WHAT THE EXERCISE ASKS
Output the data below exactly.
Top of RECORDS SUPPLIED
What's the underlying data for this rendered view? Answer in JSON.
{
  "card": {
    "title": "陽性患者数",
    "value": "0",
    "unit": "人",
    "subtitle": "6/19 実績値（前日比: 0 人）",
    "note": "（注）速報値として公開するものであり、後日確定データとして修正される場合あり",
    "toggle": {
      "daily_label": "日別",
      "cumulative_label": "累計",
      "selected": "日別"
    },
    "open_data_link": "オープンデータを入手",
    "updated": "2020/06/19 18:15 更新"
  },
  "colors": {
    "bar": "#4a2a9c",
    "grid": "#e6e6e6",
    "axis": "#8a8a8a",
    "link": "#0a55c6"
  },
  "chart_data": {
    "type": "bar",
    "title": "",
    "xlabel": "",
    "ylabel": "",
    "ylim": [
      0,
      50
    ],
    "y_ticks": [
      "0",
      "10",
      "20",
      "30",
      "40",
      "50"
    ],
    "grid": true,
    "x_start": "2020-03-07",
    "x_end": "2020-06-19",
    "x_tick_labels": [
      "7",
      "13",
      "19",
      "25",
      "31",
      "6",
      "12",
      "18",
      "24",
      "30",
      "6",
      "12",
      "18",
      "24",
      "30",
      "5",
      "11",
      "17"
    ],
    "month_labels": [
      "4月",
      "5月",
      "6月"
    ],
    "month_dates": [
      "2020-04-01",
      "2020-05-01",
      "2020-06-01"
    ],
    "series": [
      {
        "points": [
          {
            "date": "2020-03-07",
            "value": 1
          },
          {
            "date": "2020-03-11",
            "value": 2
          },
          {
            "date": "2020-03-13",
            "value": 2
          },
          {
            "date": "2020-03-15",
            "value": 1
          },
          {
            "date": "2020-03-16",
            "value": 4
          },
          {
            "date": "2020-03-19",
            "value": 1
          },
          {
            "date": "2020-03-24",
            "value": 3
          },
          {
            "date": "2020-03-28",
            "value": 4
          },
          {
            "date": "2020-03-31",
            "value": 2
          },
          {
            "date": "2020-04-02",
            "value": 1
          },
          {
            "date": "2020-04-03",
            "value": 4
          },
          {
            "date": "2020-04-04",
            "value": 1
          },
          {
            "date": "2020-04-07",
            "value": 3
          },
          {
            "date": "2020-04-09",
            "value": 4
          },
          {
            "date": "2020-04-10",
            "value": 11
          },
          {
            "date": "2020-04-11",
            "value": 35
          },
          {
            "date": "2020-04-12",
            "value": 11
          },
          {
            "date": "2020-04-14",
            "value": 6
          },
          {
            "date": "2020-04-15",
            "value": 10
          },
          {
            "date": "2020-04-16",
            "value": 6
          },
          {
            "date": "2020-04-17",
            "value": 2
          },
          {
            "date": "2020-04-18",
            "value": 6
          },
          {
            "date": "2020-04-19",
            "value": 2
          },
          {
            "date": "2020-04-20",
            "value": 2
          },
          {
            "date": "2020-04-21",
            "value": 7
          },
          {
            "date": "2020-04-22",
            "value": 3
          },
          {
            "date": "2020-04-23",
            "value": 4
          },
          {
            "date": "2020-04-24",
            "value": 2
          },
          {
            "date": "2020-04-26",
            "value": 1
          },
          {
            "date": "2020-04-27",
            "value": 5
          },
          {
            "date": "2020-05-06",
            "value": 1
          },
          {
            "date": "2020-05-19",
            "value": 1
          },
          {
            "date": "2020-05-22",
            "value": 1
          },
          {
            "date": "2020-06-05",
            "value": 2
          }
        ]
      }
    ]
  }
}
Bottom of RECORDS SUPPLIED
RESPONSE
What's the underlying data for this rendered view? Answer in JSON.
{
  "card": {
    "title": "陽性患者数",
    "value": "0",
    "unit": "人",
    "subtitle": "6/19 実績値（前日比: 0 人）",
    "note": "（注）速報値として公開するものであり、後日確定データとして修正される場合あり",
    "toggle": {
      "daily_label": "日別",
      "cumulative_label": "累計",
      "selected": "日別"
    },
    "open_data_link": "オープンデータを入手",
    "updated": "2020/06/19 18:15 更新"
  },
  "colors": {
    "bar": "#4a2a9c",
    "grid": "#e6e6e6",
    "axis": "#8a8a8a",
    "link": "#0a55c6"
  },
  "chart_data": {
    "type": "bar",
    "title": "",
    "xlabel": "",
    "ylabel": "",
    "ylim": [
      0,
      50
    ],
    "y_ticks": [
      "0",
      "10",
      "20",
      "30",
      "40",
      "50"
    ],
    "grid": true,
    "x_start": "2020-03-07",
    "x_end": "2020-06-19",
    "x_tick_labels": [
      "7",
      "13",
      "19",
      "25",
      "31",
      "6",
      "12",
      "18",
      "24",
      "30",
      "6",
      "12",
      "18",
      "24",
      "30",
      "5",
      "11",
      "17"
    ],
    "month_labels": [
      "4月",
      "5月",
      "6月"
    ],
    "month_dates": [
      "2020-04-01",
      "2020-05-01",
      "2020-06-01"
    ],
    "series": [
      {
        "points": [
          {
            "date": "2020-03-07",
            "value": 1
          },
          {
            "date": "2020-03-11",
            "value": 2
          },
          {
            "date": "2020-03-13",
            "value": 2
          },
          {
            "date": "2020-03-15",
            "value": 1
          },
          {
            "date": "2020-03-16",
            "value": 4
          },
          {
            "date": "2020-03-19",
            "value": 1
          },
          {
            "date": "2020-03-24",
            "value": 3
          },
          {
            "date": "2020-03-28",
            "value": 4
          },
          {
            "date": "2020-03-31",
            "value": 2
          },
          {
            "date": "2020-04-02",
            "value": 1
          },
          {
            "date": "2020-04-03",
            "value": 4
          },
          {
            "date": "2020-04-04",
            "value": 1
          },
          {
            "date": "2020-04-07",
            "value": 3
          },
          {
            "date": "2020-04-09",
            "value": 4
          },
          {
            "date": "2020-04-10",
            "value": 11
          },
          {
            "date": "2020-04-11",
            "value": 35
          },
          {
            "date": "2020-04-12",
            "value": 11
          },
          {
            "date": "2020-04-14",
            "value": 6
          },
          {
            "date": "2020-04-15",
            "value": 10
          },
          {
            "date": "2020-04-16",
            "value": 6
          },
          {
            "date": "2020-04-17",
            "value": 2
          },
          {
            "date": "2020-04-18",
            "value": 6
          },
          {
            "date": "2020-04-19",
            "value": 2
          },
          {
            "date": "2020-04-20",
            "value": 2
          },
          {
            "date": "2020-04-21",
            "value": 7
          },
          {
            "date": "2020-04-22",
            "value": 3
          },
          {
            "date": "2020-04-23",
            "value": 4
          },
          {
            "date": "2020-04-24",
            "value": 2
          },
          {
            "date": "2020-04-26",
            "value": 1
          },
          {
            "date": "2020-04-27",
            "value": 5
          },
          {
            "date": "2020-05-06",
            "value": 1
          },
          {
            "date": "2020-05-19",
            "value": 1
          },
          {
            "date": "2020-05-22",
            "value": 1
          },
          {
            "date": "2020-06-05",
            "value": 2
          }
        ]
      }
    ]
  }
}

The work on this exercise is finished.